## DIRECTIONS
Go through the entries below. Copy each line in which "icon" appears.

#### MATERIAL TO PROCESS

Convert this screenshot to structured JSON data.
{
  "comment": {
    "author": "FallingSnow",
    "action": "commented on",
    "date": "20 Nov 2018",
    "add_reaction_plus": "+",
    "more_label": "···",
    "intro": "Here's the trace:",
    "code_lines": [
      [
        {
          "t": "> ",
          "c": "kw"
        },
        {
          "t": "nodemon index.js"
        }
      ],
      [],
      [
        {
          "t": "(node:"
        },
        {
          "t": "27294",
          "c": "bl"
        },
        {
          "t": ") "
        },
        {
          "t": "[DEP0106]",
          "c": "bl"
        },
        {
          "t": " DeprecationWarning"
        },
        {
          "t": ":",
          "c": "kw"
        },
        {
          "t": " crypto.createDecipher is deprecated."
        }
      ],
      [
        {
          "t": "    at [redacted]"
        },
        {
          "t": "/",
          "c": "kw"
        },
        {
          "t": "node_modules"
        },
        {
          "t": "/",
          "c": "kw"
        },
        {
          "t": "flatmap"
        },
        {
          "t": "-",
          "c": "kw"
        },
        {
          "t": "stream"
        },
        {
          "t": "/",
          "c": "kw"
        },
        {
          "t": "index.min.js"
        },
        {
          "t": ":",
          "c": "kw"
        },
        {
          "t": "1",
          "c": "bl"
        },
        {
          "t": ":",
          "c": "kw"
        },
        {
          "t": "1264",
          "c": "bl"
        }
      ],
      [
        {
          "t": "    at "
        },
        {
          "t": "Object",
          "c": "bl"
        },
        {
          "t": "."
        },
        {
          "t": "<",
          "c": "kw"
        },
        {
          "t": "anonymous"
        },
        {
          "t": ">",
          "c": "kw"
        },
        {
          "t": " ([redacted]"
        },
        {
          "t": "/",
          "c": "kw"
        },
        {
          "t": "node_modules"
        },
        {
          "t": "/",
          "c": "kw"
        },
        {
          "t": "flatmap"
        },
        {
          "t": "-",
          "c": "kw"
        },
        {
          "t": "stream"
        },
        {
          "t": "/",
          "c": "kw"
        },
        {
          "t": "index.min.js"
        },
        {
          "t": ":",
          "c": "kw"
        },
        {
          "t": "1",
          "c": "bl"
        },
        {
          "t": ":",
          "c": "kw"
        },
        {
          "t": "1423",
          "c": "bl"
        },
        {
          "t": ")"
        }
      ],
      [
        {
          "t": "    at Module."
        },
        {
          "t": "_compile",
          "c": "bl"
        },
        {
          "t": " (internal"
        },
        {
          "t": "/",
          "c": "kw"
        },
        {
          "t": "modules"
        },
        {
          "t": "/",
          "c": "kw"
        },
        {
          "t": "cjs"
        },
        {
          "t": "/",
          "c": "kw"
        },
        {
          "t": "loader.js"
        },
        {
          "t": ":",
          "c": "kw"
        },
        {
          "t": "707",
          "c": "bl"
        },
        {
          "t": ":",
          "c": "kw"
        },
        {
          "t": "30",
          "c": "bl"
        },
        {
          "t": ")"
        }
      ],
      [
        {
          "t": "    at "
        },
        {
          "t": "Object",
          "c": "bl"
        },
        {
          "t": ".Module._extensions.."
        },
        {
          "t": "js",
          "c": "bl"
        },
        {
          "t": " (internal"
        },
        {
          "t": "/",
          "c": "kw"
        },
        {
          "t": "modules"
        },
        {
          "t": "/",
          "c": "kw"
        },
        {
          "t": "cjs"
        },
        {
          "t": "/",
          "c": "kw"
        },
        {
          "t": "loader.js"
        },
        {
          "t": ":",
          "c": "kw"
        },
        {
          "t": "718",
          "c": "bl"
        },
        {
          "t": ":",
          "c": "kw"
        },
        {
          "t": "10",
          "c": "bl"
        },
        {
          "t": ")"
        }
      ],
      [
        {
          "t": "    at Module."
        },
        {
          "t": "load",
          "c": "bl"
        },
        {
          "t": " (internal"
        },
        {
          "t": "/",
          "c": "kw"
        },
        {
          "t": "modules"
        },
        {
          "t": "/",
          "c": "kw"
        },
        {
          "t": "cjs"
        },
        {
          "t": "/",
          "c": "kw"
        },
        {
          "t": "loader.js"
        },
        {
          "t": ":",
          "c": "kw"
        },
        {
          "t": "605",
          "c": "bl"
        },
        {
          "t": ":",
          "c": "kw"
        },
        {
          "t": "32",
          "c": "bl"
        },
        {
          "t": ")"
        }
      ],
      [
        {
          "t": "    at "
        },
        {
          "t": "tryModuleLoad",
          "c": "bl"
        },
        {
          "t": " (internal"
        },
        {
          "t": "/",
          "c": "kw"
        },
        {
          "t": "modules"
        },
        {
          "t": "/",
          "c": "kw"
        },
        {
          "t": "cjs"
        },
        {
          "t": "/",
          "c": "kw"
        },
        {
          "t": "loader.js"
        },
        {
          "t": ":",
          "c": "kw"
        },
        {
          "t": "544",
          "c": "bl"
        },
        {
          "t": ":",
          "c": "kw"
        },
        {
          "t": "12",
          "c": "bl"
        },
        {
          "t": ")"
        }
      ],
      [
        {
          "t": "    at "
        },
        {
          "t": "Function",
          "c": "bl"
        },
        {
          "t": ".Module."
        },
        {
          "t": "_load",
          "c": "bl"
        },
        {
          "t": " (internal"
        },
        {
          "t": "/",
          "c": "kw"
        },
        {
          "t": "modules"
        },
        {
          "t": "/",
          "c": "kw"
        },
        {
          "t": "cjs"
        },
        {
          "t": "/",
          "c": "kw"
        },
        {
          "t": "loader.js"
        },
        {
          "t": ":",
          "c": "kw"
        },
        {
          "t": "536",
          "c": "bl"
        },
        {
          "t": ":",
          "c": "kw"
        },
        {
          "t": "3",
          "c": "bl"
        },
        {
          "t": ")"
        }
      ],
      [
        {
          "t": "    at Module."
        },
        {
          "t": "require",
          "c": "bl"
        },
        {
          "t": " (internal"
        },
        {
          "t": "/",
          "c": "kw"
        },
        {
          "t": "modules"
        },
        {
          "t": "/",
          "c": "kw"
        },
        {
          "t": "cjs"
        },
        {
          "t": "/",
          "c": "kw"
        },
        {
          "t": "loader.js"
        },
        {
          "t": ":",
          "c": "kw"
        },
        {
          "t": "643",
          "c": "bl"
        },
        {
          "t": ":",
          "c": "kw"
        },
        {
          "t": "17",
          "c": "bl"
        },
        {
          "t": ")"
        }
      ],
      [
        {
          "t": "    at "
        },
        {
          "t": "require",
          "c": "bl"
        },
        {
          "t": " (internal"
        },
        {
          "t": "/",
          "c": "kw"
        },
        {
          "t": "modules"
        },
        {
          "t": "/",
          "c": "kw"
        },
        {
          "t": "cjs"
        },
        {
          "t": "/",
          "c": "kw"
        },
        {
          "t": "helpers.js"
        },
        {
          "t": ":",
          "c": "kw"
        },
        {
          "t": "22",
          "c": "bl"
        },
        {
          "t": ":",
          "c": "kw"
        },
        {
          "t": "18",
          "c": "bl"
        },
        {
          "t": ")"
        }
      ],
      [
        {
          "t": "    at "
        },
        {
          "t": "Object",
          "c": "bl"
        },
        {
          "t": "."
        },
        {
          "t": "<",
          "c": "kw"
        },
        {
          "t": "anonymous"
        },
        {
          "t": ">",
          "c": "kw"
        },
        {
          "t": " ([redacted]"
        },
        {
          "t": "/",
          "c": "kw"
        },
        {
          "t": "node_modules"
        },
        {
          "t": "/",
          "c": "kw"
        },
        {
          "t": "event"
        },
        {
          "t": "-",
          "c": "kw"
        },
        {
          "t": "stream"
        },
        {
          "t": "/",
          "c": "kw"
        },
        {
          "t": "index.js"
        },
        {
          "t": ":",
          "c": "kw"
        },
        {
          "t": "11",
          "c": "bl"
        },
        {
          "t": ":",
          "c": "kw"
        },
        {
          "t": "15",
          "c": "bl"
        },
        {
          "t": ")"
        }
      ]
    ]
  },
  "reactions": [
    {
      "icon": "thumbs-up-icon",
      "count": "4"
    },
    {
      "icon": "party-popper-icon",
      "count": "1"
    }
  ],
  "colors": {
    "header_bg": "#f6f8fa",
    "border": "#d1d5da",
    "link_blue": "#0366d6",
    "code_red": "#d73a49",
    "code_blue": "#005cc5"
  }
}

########

## SOLUTION FOR THIS PROBLEM
      "icon": "thumbs-up-icon",
      "icon": "party-popper-icon",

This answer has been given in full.